DATA EXTRACTS:
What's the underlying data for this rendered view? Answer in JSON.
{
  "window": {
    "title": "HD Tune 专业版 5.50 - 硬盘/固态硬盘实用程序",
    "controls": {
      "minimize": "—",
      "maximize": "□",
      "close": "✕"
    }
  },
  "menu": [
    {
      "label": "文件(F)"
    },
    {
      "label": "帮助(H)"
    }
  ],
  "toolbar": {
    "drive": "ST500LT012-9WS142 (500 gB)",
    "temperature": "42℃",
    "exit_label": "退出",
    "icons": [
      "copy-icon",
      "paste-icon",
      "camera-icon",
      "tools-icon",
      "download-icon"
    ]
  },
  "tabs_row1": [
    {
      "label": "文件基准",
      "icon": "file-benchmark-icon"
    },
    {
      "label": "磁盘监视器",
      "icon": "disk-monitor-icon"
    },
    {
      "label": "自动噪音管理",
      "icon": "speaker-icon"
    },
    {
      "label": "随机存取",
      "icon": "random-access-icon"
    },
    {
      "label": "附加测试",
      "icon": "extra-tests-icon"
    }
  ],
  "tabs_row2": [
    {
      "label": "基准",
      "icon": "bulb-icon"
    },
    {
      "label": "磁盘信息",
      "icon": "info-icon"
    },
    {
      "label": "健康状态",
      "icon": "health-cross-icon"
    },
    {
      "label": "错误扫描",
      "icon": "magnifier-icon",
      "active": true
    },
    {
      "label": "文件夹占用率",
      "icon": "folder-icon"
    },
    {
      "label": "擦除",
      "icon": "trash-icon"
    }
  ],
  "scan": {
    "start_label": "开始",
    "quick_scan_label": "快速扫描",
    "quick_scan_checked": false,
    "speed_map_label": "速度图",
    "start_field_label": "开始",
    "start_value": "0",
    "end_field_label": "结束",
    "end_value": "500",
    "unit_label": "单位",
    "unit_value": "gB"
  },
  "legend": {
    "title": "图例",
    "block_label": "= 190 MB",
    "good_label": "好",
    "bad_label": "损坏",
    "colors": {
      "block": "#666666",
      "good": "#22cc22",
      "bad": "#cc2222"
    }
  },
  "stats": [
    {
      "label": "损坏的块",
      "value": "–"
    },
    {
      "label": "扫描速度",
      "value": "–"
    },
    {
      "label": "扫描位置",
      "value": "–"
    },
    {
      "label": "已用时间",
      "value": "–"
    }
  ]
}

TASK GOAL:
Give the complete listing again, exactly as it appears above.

ANSWER TO THE PROBLEM:
What's the underlying data for this rendered view? Answer in JSON.
{
  "window": {
    "title": "HD Tune 专业版 5.50 - 硬盘/固态硬盘实用程序",
    "controls": {
      "minimize": "—",
      "maximize": "□",
      "close": "✕"
    }
  },
  "menu": [
    {
      "label": "文件(F)"
    },
    {
      "label": "帮助(H)"
    }
  ],
  "toolbar": {
    "drive": "ST500LT012-9WS142 (500 gB)",
    "temperature": "42℃",
    "exit_label": "退出",
    "icons": [
      "copy-icon",
      "paste-icon",
      "camera-icon",
      "tools-icon",
      "download-icon"
    ]
  },
  "tabs_row1": [
    {
      "label": "文件基准",
      "icon": "file-benchmark-icon"
    },
    {
      "label": "磁盘监视器",
      "icon": "disk-monitor-icon"
    },
    {
      "label": "自动噪音管理",
      "icon": "speaker-icon"
    },
    {
      "label": "随机存取",
      "icon": "random-access-icon"
    },
    {
      "label": "附加测试",
      "icon": "extra-tests-icon"
    }
  ],
  "tabs_row2": [
    {
      "label": "基准",
      "icon": "bulb-icon"
    },
    {
      "label": "磁盘信息",
      "icon": "info-icon"
    },
    {
      "label": "健康状态",
      "icon": "health-cross-icon"
    },
    {
      "label": "错误扫描",
      "icon": "magnifier-icon",
      "active": true
    },
    {
      "label": "文件夹占用率",
      "icon": "folder-icon"
    },
    {
      "label": "擦除",
      "icon": "trash-icon"
    }
  ],
  "scan": {
    "start_label": "开始",
    "quick_scan_label": "快速扫描",
    "quick_scan_checked": false,
    "speed_map_label": "速度图",
    "start_field_label": "开始",
    "start_value": "0",
    "end_field_label": "结束",
    "end_value": "500",
    "unit_label": "单位",
    "unit_value": "gB"
  },
  "legend": {
    "title": "图例",
    "block_label": "= 190 MB",
    "good_label": "好",
    "bad_label": "损坏",
    "colors": {
      "block": "#666666",
      "good": "#22cc22",
      "bad": "#cc2222"
    }
  },
  "stats": [
    {
      "label": "损坏的块",
      "value": "–"
    },
    {
      "label": "扫描速度",
      "value": "–"
    },
    {
      "label": "扫描位置",
      "value": "–"
    },
    {
      "label": "已用时间",
      "value": "–"
    }
  ]
}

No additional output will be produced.